DATA TO USE ->
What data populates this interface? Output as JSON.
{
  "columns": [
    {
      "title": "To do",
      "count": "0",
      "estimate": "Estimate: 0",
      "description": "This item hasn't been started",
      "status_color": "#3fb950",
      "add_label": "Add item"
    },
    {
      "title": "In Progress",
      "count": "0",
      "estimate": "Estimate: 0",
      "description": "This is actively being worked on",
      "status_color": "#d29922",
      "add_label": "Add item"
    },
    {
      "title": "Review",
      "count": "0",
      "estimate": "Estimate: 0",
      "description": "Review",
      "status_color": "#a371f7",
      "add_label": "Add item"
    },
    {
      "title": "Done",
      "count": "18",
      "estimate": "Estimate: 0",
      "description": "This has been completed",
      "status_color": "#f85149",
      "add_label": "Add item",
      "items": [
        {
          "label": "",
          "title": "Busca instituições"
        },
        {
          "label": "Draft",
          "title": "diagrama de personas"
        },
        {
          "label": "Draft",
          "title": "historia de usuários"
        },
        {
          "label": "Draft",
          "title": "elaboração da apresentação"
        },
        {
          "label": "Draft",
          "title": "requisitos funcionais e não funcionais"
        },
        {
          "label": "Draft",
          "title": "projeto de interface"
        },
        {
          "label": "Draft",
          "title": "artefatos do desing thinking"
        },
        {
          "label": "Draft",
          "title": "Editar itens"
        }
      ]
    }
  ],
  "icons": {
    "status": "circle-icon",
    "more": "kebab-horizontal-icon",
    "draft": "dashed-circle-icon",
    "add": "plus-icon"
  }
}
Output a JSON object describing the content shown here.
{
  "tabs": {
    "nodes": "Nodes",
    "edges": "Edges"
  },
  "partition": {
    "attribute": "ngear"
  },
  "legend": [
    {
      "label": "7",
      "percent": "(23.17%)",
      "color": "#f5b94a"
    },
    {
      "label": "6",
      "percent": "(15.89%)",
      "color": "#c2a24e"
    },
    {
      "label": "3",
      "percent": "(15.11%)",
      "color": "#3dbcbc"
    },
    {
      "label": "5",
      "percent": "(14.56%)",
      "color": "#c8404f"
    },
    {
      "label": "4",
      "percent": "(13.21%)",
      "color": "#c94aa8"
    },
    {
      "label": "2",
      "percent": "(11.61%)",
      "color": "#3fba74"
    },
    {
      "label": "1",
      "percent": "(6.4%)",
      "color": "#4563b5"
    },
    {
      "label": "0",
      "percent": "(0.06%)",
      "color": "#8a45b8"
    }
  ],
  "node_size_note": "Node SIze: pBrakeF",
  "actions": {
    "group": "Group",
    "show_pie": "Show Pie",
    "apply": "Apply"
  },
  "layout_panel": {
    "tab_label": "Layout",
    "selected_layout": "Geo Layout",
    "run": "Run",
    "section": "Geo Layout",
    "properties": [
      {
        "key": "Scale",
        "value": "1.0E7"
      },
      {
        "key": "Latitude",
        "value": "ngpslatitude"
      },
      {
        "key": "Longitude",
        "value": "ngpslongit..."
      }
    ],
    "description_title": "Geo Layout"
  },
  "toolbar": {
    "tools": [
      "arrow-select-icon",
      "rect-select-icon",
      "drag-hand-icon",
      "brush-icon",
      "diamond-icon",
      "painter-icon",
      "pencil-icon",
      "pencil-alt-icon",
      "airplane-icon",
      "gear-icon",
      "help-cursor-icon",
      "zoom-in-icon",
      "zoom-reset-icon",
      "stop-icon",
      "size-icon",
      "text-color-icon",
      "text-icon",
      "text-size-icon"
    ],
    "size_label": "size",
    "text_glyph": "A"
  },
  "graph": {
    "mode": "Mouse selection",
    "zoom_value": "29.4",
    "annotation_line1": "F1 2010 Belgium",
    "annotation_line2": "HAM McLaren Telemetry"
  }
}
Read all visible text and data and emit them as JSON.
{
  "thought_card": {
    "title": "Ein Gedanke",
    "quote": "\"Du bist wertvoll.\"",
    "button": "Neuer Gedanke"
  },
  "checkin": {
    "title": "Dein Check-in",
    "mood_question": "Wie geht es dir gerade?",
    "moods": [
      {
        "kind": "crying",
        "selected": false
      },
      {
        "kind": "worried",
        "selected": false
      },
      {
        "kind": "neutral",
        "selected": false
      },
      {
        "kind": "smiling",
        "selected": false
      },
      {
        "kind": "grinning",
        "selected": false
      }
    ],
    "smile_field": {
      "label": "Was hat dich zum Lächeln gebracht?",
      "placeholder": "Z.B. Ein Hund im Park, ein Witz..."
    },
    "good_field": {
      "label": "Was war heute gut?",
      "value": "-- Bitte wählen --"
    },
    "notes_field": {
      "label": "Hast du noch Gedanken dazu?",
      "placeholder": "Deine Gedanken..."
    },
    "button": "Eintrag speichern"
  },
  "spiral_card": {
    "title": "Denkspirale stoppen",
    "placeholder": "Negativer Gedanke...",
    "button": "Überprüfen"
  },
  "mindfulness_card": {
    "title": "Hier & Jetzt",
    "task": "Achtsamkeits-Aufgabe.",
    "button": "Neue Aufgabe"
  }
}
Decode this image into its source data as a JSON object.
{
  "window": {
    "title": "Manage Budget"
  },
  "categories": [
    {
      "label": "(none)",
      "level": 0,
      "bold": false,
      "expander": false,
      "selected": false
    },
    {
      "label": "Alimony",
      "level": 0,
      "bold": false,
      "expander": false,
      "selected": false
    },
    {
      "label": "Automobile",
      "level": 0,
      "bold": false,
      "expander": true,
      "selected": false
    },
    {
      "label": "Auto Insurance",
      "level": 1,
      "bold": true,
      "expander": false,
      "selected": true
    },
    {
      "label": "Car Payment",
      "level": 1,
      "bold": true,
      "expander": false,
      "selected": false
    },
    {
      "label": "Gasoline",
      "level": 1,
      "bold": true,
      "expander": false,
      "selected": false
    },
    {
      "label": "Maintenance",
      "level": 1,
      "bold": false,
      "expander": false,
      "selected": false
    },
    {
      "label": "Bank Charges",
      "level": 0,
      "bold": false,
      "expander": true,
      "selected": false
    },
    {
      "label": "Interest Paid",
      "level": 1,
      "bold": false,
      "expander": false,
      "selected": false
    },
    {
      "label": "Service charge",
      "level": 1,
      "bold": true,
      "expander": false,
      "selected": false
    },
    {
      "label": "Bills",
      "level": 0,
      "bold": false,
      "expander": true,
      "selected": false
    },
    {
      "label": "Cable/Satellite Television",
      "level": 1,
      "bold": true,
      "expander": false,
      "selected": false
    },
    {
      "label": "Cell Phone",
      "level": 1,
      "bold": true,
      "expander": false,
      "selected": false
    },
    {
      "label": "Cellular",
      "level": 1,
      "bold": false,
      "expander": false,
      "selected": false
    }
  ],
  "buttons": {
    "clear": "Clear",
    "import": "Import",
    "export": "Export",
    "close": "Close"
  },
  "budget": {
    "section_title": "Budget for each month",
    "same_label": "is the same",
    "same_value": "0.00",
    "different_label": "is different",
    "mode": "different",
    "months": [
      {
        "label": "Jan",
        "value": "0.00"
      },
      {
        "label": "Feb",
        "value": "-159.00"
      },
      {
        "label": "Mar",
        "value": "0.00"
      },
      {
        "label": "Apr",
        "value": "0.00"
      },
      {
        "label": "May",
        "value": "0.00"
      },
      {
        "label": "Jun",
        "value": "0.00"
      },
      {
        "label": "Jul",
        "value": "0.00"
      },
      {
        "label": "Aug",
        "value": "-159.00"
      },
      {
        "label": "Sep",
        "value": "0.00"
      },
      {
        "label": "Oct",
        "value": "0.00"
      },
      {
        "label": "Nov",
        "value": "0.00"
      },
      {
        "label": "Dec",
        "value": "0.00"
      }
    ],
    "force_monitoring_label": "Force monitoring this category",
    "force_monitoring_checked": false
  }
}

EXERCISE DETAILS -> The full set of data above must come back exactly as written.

RESPONSE FOR THIS EXERCISE ->
What data populates this interface? Output as JSON.
{
  "columns": [
    {
      "title": "To do",
      "count": "0",
      "estimate": "Estimate: 0",
      "description": "This item hasn't been started",
      "status_color": "#3fb950",
      "add_label": "Add item"
    },
    {
      "title": "In Progress",
      "count": "0",
      "estimate": "Estimate: 0",
      "description": "This is actively being worked on",
      "status_color": "#d29922",
      "add_label": "Add item"
    },
    {
      "title": "Review",
      "count": "0",
      "estimate": "Estimate: 0",
      "description": "Review",
      "status_color": "#a371f7",
      "add_label": "Add item"
    },
    {
      "title": "Done",
      "count": "18",
      "estimate": "Estimate: 0",
      "description": "This has been completed",
      "status_color": "#f85149",
      "add_label": "Add item",
      "items": [
        {
          "label": "",
          "title": "Busca instituições"
        },
        {
          "label": "Draft",
          "title": "diagrama de personas"
        },
        {
          "label": "Draft",
          "title": "historia de usuários"
        },
        {
          "label": "Draft",
          "title": "elaboração da apresentação"
        },
        {
          "label": "Draft",
          "title": "requisitos funcionais e não funcionais"
        },
        {
          "label": "Draft",
          "title": "projeto de interface"
        },
        {
          "label": "Draft",
          "title": "artefatos do desing thinking"
        },
        {
          "label": "Draft",
          "title": "Editar itens"
        }
      ]
    }
  ],
  "icons": {
    "status": "circle-icon",
    "more": "kebab-horizontal-icon",
    "draft": "dashed-circle-icon",
    "add": "plus-icon"
  }
}
Output a JSON object describing the content shown here.
{
  "tabs": {
    "nodes": "Nodes",
    "edges": "Edges"
  },
  "partition": {
    "attribute": "ngear"
  },
  "legend": [
    {
      "label": "7",
      "percent": "(23.17%)",
      "color": "#f5b94a"
    },
    {
      "label": "6",
      "percent": "(15.89%)",
      "color": "#c2a24e"
    },
    {
      "label": "3",
      "percent": "(15.11%)",
      "color": "#3dbcbc"
    },
    {
      "label": "5",
      "percent": "(14.56%)",
      "color": "#c8404f"
    },
    {
      "label": "4",
      "percent": "(13.21%)",
      "color": "#c94aa8"
    },
    {
      "label": "2",
      "percent": "(11.61%)",
      "color": "#3fba74"
    },
    {
      "label": "1",
      "percent": "(6.4%)",
      "color": "#4563b5"
    },
    {
      "label": "0",
      "percent": "(0.06%)",
      "color": "#8a45b8"
    }
  ],
  "node_size_note": "Node SIze: pBrakeF",
  "actions": {
    "group": "Group",
    "show_pie": "Show Pie",
    "apply": "Apply"
  },
  "layout_panel": {
    "tab_label": "Layout",
    "selected_layout": "Geo Layout",
    "run": "Run",
    "section": "Geo Layout",
    "properties": [
      {
        "key": "Scale",
        "value": "1.0E7"
      },
      {
        "key": "Latitude",
        "value": "ngpslatitude"
      },
      {
        "key": "Longitude",
        "value": "ngpslongit..."
      }
    ],
    "description_title": "Geo Layout"
  },
  "toolbar": {
    "tools": [
      "arrow-select-icon",
      "rect-select-icon",
      "drag-hand-icon",
      "brush-icon",
      "diamond-icon",
      "painter-icon",
      "pencil-icon",
      "pencil-alt-icon",
      "airplane-icon",
      "gear-icon",
      "help-cursor-icon",
      "zoom-in-icon",
      "zoom-reset-icon",
      "stop-icon",
      "size-icon",
      "text-color-icon",
      "text-icon",
      "text-size-icon"
    ],
    "size_label": "size",
    "text_glyph": "A"
  },
  "graph": {
    "mode": "Mouse selection",
    "zoom_value": "29.4",
    "annotation_line1": "F1 2010 Belgium",
    "annotation_line2": "HAM McLaren Telemetry"
  }
}
Read all visible text and data and emit them as JSON.
{
  "thought_card": {
    "title": "Ein Gedanke",
    "quote": "\"Du bist wertvoll.\"",
    "button": "Neuer Gedanke"
  },
  "checkin": {
    "title": "Dein Check-in",
    "mood_question": "Wie geht es dir gerade?",
    "moods": [
      {
        "kind": "crying",
        "selected": false
      },
      {
        "kind": "worried",
        "selected": false
      },
      {
        "kind": "neutral",
        "selected": false
      },
      {
        "kind": "smiling",
        "selected": false
      },
      {
        "kind": "grinning",
        "selected": false
      }
    ],
    "smile_field": {
      "label": "Was hat dich zum Lächeln gebracht?",
      "placeholder": "Z.B. Ein Hund im Park, ein Witz..."
    },
    "good_field": {
      "label": "Was war heute gut?",
      "value": "-- Bitte wählen --"
    },
    "notes_field": {
      "label": "Hast du noch Gedanken dazu?",
      "placeholder": "Deine Gedanken..."
    },
    "button": "Eintrag speichern"
  },
  "spiral_card": {
    "title": "Denkspirale stoppen",
    "placeholder": "Negativer Gedanke...",
    "button": "Überprüfen"
  },
  "mindfulness_card": {
    "title": "Hier & Jetzt",
    "task": "Achtsamkeits-Aufgabe.",
    "button": "Neue Aufgabe"
  }
}
Decode this image into its source data as a JSON object.
{
  "window": {
    "title": "Manage Budget"
  },
  "categories": [
    {
      "label": "(none)",
      "level": 0,
      "bold": false,
      "expander": false,
      "selected": false
    },
    {
      "label": "Alimony",
      "level": 0,
      "bold": false,
      "expander": false,
      "selected": false
    },
    {
      "label": "Automobile",
      "level": 0,
      "bold": false,
      "expander": true,
      "selected": false
    },
    {
      "label": "Auto Insurance",
      "level": 1,
      "bold": true,
      "expander": false,
      "selected": true
    },
    {
      "label": "Car Payment",
      "level": 1,
      "bold": true,
      "expander": false,
      "selected": false
    },
    {
      "label": "Gasoline",
      "level": 1,
      "bold": true,
      "expander": false,
      "selected": false
    },
    {
      "label": "Maintenance",
      "level": 1,
      "bold": false,
      "expander": false,
      "selected": false
    },
    {
      "label": "Bank Charges",
      "level": 0,
      "bold": false,
      "expander": true,
      "selected": false
    },
    {
      "label": "Interest Paid",
      "level": 1,
      "bold": false,
      "expander": false,
      "selected": false
    },
    {
      "label": "Service charge",
      "level": 1,
      "bold": true,
      "expander": false,
      "selected": false
    },
    {
      "label": "Bills",
      "level": 0,
      "bold": false,
      "expander": true,
      "selected": false
    },
    {
      "label": "Cable/Satellite Television",
      "level": 1,
      "bold": true,
      "expander": false,
      "selected": false
    },
    {
      "label": "Cell Phone",
      "level": 1,
      "bold": true,
      "expander": false,
      "selected": false
    },
    {
      "label": "Cellular",
      "level": 1,
      "bold": false,
      "expander": false,
      "selected": false
    }
  ],
  "buttons": {
    "clear": "Clear",
    "import": "Import",
    "export": "Export",
    "close": "Close"
  },
  "budget": {
    "section_title": "Budget for each month",
    "same_label": "is the same",
    "same_value": "0.00",
    "different_label": "is different",
    "mode": "different",
    "months": [
      {
        "label": "Jan",
        "value": "0.00"
      },
      {
        "label": "Feb",
        "value": "-159.00"
      },
      {
        "label": "Mar",
        "value": "0.00"
      },
      {
        "label": "Apr",
        "value": "0.00"
      },
      {
        "label": "May",
        "value": "0.00"
      },
      {
        "label": "Jun",
        "value": "0.00"
      },
      {
        "label": "Jul",
        "value": "0.00"
      },
      {
        "label": "Aug",
        "value": "-159.00"
      },
      {
        "label": "Sep",
        "value": "0.00"
      },
      {
        "label": "Oct",
        "value": "0.00"
      },
      {
        "label": "Nov",
        "value": "0.00"
      },
      {
        "label": "Dec",
        "value": "0.00"
      }
    ],
    "force_monitoring_label": "Force monitoring this category",
    "force_monitoring_checked": false
  }
}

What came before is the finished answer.